◆ **PROBLEM**: Reprint all entries without any alteration.

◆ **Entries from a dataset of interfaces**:
════════════════

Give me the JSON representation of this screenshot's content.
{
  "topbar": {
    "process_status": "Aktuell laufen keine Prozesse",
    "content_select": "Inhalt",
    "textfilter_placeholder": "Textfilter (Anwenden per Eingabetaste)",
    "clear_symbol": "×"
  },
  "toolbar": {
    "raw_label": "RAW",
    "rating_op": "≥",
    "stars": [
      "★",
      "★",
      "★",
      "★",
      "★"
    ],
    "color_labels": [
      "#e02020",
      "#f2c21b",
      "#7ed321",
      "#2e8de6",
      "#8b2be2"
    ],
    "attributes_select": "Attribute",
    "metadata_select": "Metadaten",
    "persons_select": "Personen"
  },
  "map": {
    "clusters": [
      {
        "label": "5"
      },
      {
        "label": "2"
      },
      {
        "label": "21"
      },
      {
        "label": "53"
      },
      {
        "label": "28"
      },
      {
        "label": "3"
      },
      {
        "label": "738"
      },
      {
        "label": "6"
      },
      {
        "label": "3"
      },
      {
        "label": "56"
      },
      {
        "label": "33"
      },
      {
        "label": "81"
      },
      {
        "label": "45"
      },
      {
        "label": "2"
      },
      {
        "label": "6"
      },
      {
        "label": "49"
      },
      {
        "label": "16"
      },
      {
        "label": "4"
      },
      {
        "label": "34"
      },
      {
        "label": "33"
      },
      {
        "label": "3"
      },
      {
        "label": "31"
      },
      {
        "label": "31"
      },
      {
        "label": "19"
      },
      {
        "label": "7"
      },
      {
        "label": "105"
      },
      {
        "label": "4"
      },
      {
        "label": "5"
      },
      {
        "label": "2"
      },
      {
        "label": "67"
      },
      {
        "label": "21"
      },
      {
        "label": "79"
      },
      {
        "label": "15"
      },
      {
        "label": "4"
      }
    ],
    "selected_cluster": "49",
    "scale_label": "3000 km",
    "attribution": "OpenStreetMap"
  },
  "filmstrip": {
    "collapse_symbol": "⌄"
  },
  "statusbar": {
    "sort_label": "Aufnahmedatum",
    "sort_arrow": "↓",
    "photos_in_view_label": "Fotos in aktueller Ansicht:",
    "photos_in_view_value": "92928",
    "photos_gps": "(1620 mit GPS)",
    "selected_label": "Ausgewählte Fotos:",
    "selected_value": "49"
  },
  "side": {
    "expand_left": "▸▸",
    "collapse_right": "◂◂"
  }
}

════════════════

◆ **RESPONSE AREA**:
Give me the JSON representation of this screenshot's content.
{
  "topbar": {
    "process_status": "Aktuell laufen keine Prozesse",
    "content_select": "Inhalt",
    "textfilter_placeholder": "Textfilter (Anwenden per Eingabetaste)",
    "clear_symbol": "×"
  },
  "toolbar": {
    "raw_label": "RAW",
    "rating_op": "≥",
    "stars": [
      "★",
      "★",
      "★",
      "★",
      "★"
    ],
    "color_labels": [
      "#e02020",
      "#f2c21b",
      "#7ed321",
      "#2e8de6",
      "#8b2be2"
    ],
    "attributes_select": "Attribute",
    "metadata_select": "Metadaten",
    "persons_select": "Personen"
  },
  "map": {
    "clusters": [
      {
        "label": "5"
      },
      {
        "label": "2"
      },
      {
        "label": "21"
      },
      {
        "label": "53"
      },
      {
        "label": "28"
      },
      {
        "label": "3"
      },
      {
        "label": "738"
      },
      {
        "label": "6"
      },
      {
        "label": "3"
      },
      {
        "label": "56"
      },
      {
        "label": "33"
      },
      {
        "label": "81"
      },
      {
        "label": "45"
      },
      {
        "label": "2"
      },
      {
        "label": "6"
      },
      {
        "label": "49"
      },
      {
        "label": "16"
      },
      {
        "label": "4"
      },
      {
        "label": "34"
      },
      {
        "label": "33"
      },
      {
        "label": "3"
      },
      {
        "label": "31"
      },
      {
        "label": "31"
      },
      {
        "label": "19"
      },
      {
        "label": "7"
      },
      {
        "label": "105"
      },
      {
        "label": "4"
      },
      {
        "label": "5"
      },
      {
        "label": "2"
      },
      {
        "label": "67"
      },
      {
        "label": "21"
      },
      {
        "label": "79"
      },
      {
        "label": "15"
      },
      {
        "label": "4"
      }
    ],
    "selected_cluster": "49",
    "scale_label": "3000 km",
    "attribution": "OpenStreetMap"
  },
  "filmstrip": {
    "collapse_symbol": "⌄"
  },
  "statusbar": {
    "sort_label": "Aufnahmedatum",
    "sort_arrow": "↓",
    "photos_in_view_label": "Fotos in aktueller Ansicht:",
    "photos_in_view_value": "92928",
    "photos_gps": "(1620 mit GPS)",
    "selected_label": "Ausgewählte Fotos:",
    "selected_value": "49"
  },
  "side": {
    "expand_left": "▸▸",
    "collapse_right": "◂◂"
  }
}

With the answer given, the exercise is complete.